*** Opening of EXTRACTED MATERIAL ***
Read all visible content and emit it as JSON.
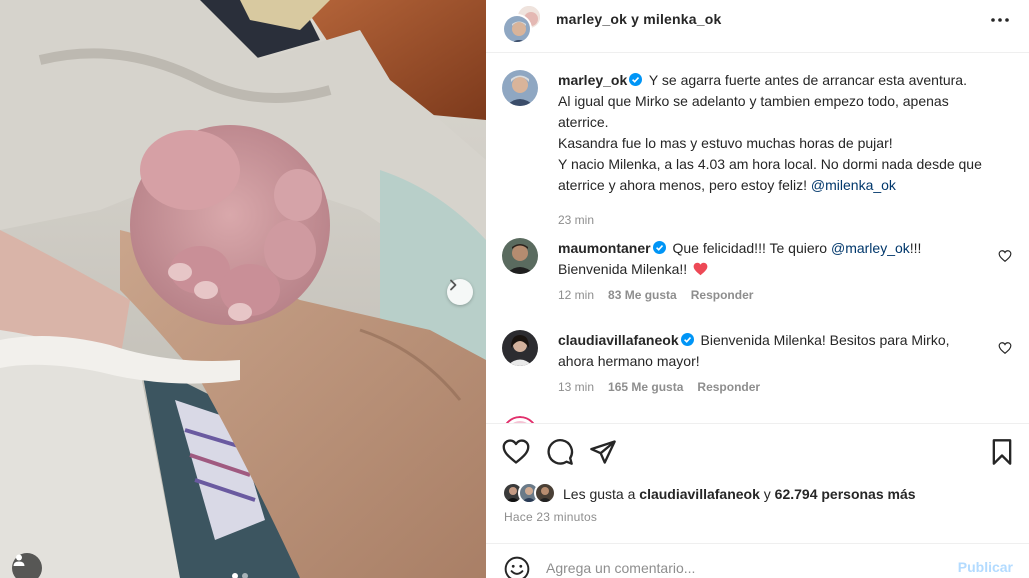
{
  "post": {
    "header": {
      "title": "marley_ok y milenka_ok",
      "more_icon": "more-horizontal-icon"
    },
    "caption": {
      "username": "marley_ok",
      "lines": [
        "Y se agarra fuerte antes de arrancar esta aventura.",
        "Al igual que Mirko se adelanto y tambien empezo todo, apenas aterrice.",
        "Kasandra fue lo mas y estuvo muchas horas de pujar!",
        "Y nacio Milenka, a las 4.03 am hora local. No dormi nada desde que aterrice y ahora menos, pero estoy feliz!"
      ],
      "mention": "@milenka_ok",
      "time": "23 min"
    },
    "comments": [
      {
        "username": "maumontaner",
        "text_before": "Que felicidad!!! Te quiero ",
        "mention": "@marley_ok",
        "text_after": "!!!",
        "line2": "Bienvenida Milenka!!",
        "time": "12 min",
        "likes": "83 Me gusta",
        "reply": "Responder"
      },
      {
        "username": "claudiavillafaneok",
        "text": "Bienvenida Milenka! Besitos para Mirko, ahora hermano mayor!",
        "time": "13 min",
        "likes": "165 Me gusta",
        "reply": "Responder"
      }
    ],
    "likes_summary": {
      "prefix": "Les gusta a ",
      "user": "claudiavillafaneok",
      "middle": " y ",
      "count": "62.794 personas más"
    },
    "time_ago": "Hace 23 minutos",
    "comment_box": {
      "placeholder": "Agrega un comentario...",
      "post_label": "Publicar"
    },
    "carousel": {
      "slides": 2,
      "active_slide": 1
    },
    "colors": {
      "verified": "#0095f6",
      "mention": "#00376b",
      "heart_red": "#ed4956",
      "muted": "#8e8e8e",
      "post_disabled": "#b3dbff"
    }
  }
}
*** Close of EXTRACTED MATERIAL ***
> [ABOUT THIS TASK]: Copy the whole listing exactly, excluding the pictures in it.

> [WORKED SOLUTION]:
Read all visible content and emit it as JSON.
{
  "post": {
    "header": {
      "title": "marley_ok y milenka_ok",
      "more_icon": "more-horizontal-icon"
    },
    "caption": {
      "username": "marley_ok",
      "lines": [
        "Y se agarra fuerte antes de arrancar esta aventura.",
        "Al igual que Mirko se adelanto y tambien empezo todo, apenas aterrice.",
        "Kasandra fue lo mas y estuvo muchas horas de pujar!",
        "Y nacio Milenka, a las 4.03 am hora local. No dormi nada desde que aterrice y ahora menos, pero estoy feliz!"
      ],
      "mention": "@milenka_ok",
      "time": "23 min"
    },
    "comments": [
      {
        "username": "maumontaner",
        "text_before": "Que felicidad!!! Te quiero ",
        "mention": "@marley_ok",
        "text_after": "!!!",
        "line2": "Bienvenida Milenka!!",
        "time": "12 min",
        "likes": "83 Me gusta",
        "reply": "Responder"
      },
      {
        "username": "claudiavillafaneok",
        "text": "Bienvenida Milenka! Besitos para Mirko, ahora hermano mayor!",
        "time": "13 min",
        "likes": "165 Me gusta",
        "reply": "Responder"
      }
    ],
    "likes_summary": {
      "prefix": "Les gusta a ",
      "user": "claudiavillafaneok",
      "middle": " y ",
      "count": "62.794 personas más"
    },
    "time_ago": "Hace 23 minutos",
    "comment_box": {
      "placeholder": "Agrega un comentario...",
      "post_label": "Publicar"
    },
    "carousel": {
      "slides": 2,
      "active_slide": 1
    },
    "colors": {
      "verified": "#0095f6",
      "mention": "#00376b",
      "heart_red": "#ed4956",
      "muted": "#8e8e8e",
      "post_disabled": "#b3dbff"
    }
  }
}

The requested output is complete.